But this time the government led the attack, perhaps learning from the experiences of Egypt, so often affected by both internal and external shocks, and each time bouncing back with a vengeance. Tourism to Egypt was devastated by various terrorist attacks in the 1990s, culminating in the Luxor massacre in 1997 when 58 foreign tourists were killed. But in the relative peace thereafter, the country doubled the number of international visitors, by restoring confidence in the tourism product, with the general public and the travel trade.
Kenya has done the same, with massive efforts by the government to assure the world that the country is safe to visit. The last travel advisory, warning US tourists not to travel to Kenya, was lifted in mid-2008, and the industry is expecting recovery to commence in earnest with the winter season this year. The government has invested in promoting the country – a reported spend of well over US$10 million dollars from government funds, and a further US$10 million from the EU, just on marketing.
And at the same time, the local and global hospitality investment industry is expressing just that confidence that the government is seeking to engender, by announcing new deals in the country – Kingdom are investing in the refurbishment of their five hotels in the country, Radisson SAS are to manage a new luxury hotel under
construction in Nairobi, owned by Elgon Investments, and Kempinski and Accor are known to be eying up the market.

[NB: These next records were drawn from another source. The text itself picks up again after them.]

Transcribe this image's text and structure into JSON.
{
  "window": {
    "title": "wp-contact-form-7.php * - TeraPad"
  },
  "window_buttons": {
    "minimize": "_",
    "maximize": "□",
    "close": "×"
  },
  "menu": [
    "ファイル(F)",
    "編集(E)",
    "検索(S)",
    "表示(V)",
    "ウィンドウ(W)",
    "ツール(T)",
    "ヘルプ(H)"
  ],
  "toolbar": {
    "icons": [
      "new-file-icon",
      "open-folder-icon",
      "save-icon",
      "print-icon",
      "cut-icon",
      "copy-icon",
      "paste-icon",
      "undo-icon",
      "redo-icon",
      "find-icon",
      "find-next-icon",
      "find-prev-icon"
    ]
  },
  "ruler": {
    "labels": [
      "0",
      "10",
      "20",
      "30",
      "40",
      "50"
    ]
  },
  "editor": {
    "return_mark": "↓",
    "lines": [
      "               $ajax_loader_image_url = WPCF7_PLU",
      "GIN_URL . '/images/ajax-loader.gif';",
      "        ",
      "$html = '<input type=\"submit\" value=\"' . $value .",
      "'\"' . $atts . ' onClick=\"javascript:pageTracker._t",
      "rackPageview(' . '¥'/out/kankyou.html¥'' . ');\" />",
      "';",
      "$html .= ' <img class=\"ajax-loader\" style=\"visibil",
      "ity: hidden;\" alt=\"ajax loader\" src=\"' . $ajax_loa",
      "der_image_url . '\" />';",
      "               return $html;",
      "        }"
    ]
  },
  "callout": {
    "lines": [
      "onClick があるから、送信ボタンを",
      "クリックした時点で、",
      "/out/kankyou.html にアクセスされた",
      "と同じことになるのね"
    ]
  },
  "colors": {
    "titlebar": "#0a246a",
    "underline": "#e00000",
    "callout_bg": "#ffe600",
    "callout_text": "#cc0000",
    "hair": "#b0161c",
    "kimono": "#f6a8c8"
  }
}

Tourists have, thankfully, short memories. They are receptive to marketing messages extolling the virtues of a destination, even when that destination has been portrayed negatively by the same media as are now pushing its benefits. Kenya has just spent over US$2 million on an advertising campaign on CNN – always the first into trouble spots like……Kenya.
How can investors rake the risk of developing new hotels and other facilities in Kenya, when the troubles at the turn of the year are just a few months old? It is because of that short-term memory, that enables a destination such as Kenya, which offers experiences of great depth and impact, and cannot easily be replicated. And it is because, throughout all the problems of the early part of the year, the Kenyan authorities were able to maintain economic stability, so important to investors – the probable recession that so many forecasters foretold has not come about, and forecasts of economic growth for 2008 range between 4 per cent and 7 per cent – not bad for a country with a 1 per cent decline in the first quarter of the year.
And investors are encouraged also by the realisation that Kenya has a large and growing domestic tourism industry, which is not susceptible to the threats which can so easily damage international tourism. Kenyans are the largest users of hotels in the country by far, and also one of the fastest growing markets, increasing from 800,000 bednights in 2000 to almost 1.4 million in 2006. Whilst international tourists bring much-needed foreign currency, a domestic tourist creates the same number of jobs from his or her overnight stay, and the demand is less seasonal. This strong foundation of domestic tourism can significantly reduce investor’s risk.
Everyone lost money in the first half of the year in Kenya. But tourism is a long-term investment, and it is a fact that challenging times are often good for the industry, forcing a reappraisal of product and marketing strategies, and producing a leaner, fitter set of players, ready for the next race.
Kenya, definitely a tourism investment destination of the future.
W Hospitality Group, Lagos